On Dec. 5, 1985, Christopher Forbes, vice chairman of Forbes magazine, shelled out $157,000 for a bottle of wine at a Christie's auction in London — still the largest sum on record ever paid for a single bottle. Its body handblown from deep green glass, sealed with a wad of dark wax and inscribed with "Th.J.," the 1787 Château Lafite was thought to come from a collection of wines belonging to Thomas Jefferson. "It's more fun than the opera glasses Lincoln was holding when he was shot," Forbes declared at the time. "And we have those too." Though Jefferson was born on the Virginia frontier, he served as the U.S.'s minister to France in the late 18th century and is regarded as America's first true oenophile. Regardless, the trove of wines the bottle came from, discovered in an old building in Paris, are now almost universally believed to have been fakes. Upon further investigation, it seems that the Founding Father's initials were etched into the bottles using a power tool.Too bad that asshole didn't use Lincoln's opera glasses to discover he was about to drop $157,000 on a marginally-clever forgery, eh?

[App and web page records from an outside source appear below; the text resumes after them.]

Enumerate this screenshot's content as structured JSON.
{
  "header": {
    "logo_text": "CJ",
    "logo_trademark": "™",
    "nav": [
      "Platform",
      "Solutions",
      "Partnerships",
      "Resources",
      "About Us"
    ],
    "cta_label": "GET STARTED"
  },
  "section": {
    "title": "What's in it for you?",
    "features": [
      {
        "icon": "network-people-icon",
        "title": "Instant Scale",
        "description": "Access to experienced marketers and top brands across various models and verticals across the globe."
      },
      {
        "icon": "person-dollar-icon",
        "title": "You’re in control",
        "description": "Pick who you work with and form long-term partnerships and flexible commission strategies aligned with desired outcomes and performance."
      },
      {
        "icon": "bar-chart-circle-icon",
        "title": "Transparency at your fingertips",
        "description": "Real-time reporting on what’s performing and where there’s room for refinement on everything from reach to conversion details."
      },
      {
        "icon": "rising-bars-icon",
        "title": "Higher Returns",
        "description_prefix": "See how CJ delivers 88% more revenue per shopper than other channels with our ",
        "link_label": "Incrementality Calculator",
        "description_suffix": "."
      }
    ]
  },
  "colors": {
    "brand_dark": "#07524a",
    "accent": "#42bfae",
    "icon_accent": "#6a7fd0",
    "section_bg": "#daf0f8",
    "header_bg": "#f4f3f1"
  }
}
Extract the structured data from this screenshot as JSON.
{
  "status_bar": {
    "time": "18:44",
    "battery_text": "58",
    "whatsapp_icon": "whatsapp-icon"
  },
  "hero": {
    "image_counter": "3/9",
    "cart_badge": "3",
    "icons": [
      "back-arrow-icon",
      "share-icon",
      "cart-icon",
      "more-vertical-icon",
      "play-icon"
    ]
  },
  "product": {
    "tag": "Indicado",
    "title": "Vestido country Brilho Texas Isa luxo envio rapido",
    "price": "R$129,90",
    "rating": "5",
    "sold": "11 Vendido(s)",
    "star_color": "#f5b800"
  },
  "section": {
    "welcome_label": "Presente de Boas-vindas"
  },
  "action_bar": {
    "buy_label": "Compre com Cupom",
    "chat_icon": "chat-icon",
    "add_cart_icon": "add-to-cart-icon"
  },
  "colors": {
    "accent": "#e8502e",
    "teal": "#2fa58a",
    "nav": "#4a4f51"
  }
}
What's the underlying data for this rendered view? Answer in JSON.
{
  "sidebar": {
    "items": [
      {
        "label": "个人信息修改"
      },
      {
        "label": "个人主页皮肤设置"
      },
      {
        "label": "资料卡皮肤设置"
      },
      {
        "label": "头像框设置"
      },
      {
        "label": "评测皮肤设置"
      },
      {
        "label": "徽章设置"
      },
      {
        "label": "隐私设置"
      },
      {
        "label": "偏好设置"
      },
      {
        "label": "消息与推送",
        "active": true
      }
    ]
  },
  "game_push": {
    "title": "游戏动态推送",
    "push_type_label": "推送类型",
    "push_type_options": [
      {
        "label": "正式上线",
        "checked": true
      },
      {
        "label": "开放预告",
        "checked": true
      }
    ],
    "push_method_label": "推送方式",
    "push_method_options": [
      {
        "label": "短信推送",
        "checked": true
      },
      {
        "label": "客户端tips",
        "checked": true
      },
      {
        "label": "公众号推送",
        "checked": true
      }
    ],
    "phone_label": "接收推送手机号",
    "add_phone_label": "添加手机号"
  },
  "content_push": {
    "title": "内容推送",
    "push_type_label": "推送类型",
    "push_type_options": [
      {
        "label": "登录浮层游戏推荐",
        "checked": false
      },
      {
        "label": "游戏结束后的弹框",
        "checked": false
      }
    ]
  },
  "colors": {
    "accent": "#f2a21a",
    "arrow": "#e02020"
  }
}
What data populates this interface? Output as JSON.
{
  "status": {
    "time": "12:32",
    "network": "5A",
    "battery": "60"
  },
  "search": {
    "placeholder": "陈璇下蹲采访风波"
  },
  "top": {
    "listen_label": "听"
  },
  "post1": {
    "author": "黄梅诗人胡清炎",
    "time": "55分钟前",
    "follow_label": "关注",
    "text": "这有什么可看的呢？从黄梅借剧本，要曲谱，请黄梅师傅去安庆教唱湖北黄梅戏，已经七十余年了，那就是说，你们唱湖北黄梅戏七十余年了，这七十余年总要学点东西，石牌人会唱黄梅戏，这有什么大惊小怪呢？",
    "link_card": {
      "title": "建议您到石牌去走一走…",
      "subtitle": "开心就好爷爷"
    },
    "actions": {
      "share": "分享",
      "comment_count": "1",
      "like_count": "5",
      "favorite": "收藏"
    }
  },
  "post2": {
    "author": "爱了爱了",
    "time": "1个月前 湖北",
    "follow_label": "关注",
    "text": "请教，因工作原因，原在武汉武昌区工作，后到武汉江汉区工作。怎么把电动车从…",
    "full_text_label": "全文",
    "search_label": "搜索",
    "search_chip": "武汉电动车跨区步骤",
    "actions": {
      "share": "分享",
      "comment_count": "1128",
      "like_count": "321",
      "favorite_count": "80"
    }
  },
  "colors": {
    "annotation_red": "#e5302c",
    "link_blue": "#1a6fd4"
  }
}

Although it probably doesn't matter in the end, since he has been squeezing at least that much money out of the middle class every day of his life and it probably still tasted really good when he opened for his prized pony's fourth birthday party.
The plot thickens:
Remember those two billionaire assholes who fund all the Tea Party bullshit? Well, their brother, Bill, was also taken in by the same scheme.
How thorough were Forbes and Koch, wealthy investors by birthright, at doing their due diligence?
When a cache of more than a dozen bottles engraved 'Th.J.' reportedly came to light in 1985, [German collector Hardy] Rodenstock said they had been found in a walled-up cellar in Paris, where Jefferson served as minister to France. Jefferson, who helped draft America's Declaration of Independence, became the country's third President.Sounds like everything checked out fine, there should definitely be no blame placed on the stupid greedy buyers who overpaid for a stupid trophy whose existence nobody could prove. I hope they get their day in court and spend even more money on lawyers.
The exact quantity of wine reportedly found, and the precise location of the cache, have never been established. Rodenstock told decanter.com that in 1985 he was told of the find, and flew to Paris to see the bottles, which he was told he must pay cash for. He will not say who called him, and says that he did not go to the actual house.